BRIEF: Could you retype the whole listing word for word and drop the images?

ENTRIES SHOWN:
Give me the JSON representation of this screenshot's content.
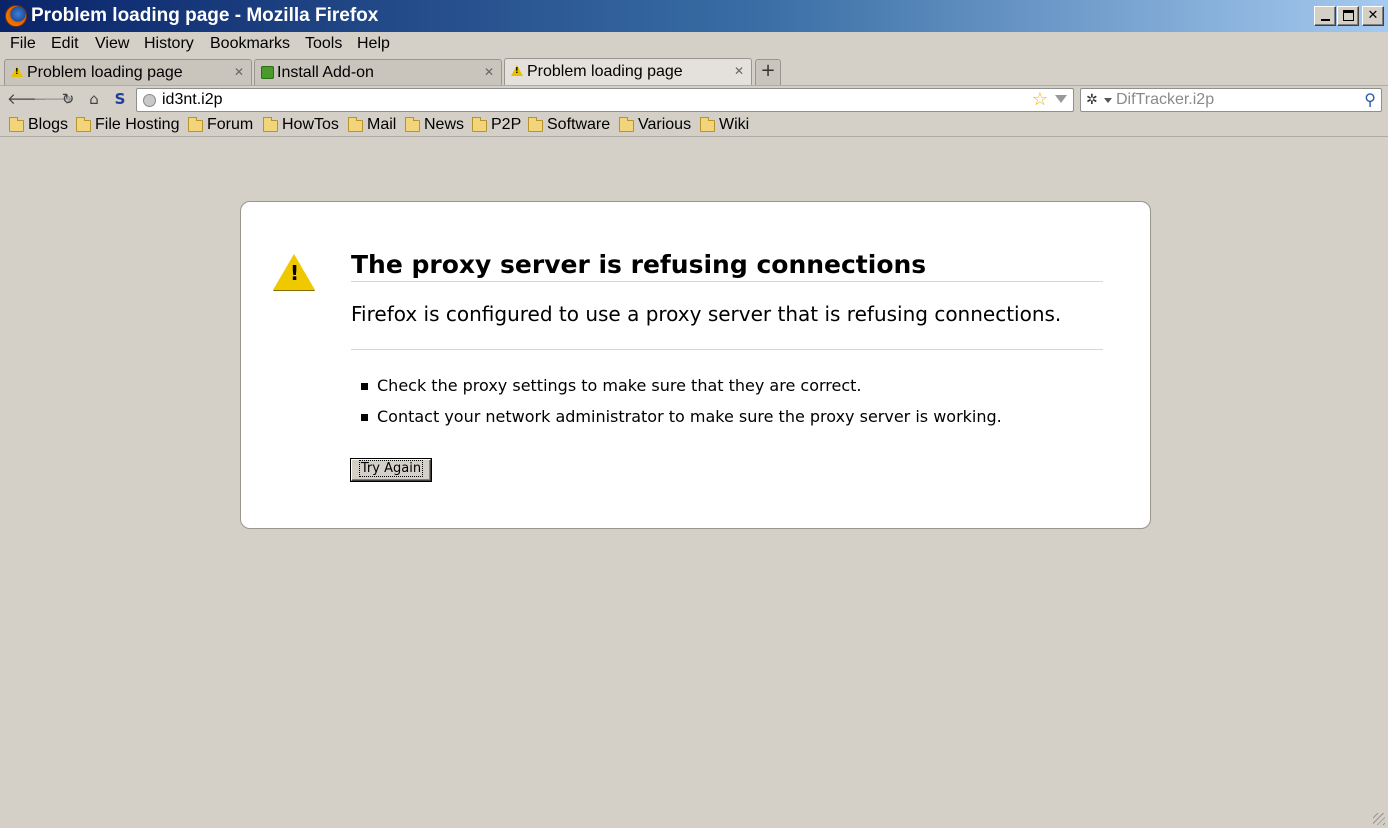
{
  "window": {
    "title": "Problem loading page - Mozilla Firefox"
  },
  "menu": {
    "items": [
      "File",
      "Edit",
      "View",
      "History",
      "Bookmarks",
      "Tools",
      "Help"
    ]
  },
  "tabs": [
    {
      "label": "Problem loading page",
      "icon": "warning-icon",
      "active": false
    },
    {
      "label": "Install Add-on",
      "icon": "addon-icon",
      "active": false
    },
    {
      "label": "Problem loading page",
      "icon": "warning-icon",
      "active": true
    }
  ],
  "navbar": {
    "url": "id3nt.i2p",
    "search_placeholder": "DifTracker.i2p"
  },
  "bookmarks": [
    "Blogs",
    "File Hosting",
    "Forum",
    "HowTos",
    "Mail",
    "News",
    "P2P",
    "Software",
    "Various",
    "Wiki"
  ],
  "error": {
    "title": "The proxy server is refusing connections",
    "description": "Firefox is configured to use a proxy server that is refusing connections.",
    "bullets": [
      "Check the proxy settings to make sure that they are correct.",
      "Contact your network administrator to make sure the proxy server is working."
    ],
    "button_label": "Try Again"
  }
}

WRITTEN REPLY:
Give me the JSON representation of this screenshot's content.
{
  "window": {
    "title": "Problem loading page - Mozilla Firefox"
  },
  "menu": {
    "items": [
      "File",
      "Edit",
      "View",
      "History",
      "Bookmarks",
      "Tools",
      "Help"
    ]
  },
  "tabs": [
    {
      "label": "Problem loading page",
      "icon": "warning-icon",
      "active": false
    },
    {
      "label": "Install Add-on",
      "icon": "addon-icon",
      "active": false
    },
    {
      "label": "Problem loading page",
      "icon": "warning-icon",
      "active": true
    }
  ],
  "navbar": {
    "url": "id3nt.i2p",
    "search_placeholder": "DifTracker.i2p"
  },
  "bookmarks": [
    "Blogs",
    "File Hosting",
    "Forum",
    "HowTos",
    "Mail",
    "News",
    "P2P",
    "Software",
    "Various",
    "Wiki"
  ],
  "error": {
    "title": "The proxy server is refusing connections",
    "description": "Firefox is configured to use a proxy server that is refusing connections.",
    "bullets": [
      "Check the proxy settings to make sure that they are correct.",
      "Contact your network administrator to make sure the proxy server is working."
    ],
    "button_label": "Try Again"
  }
}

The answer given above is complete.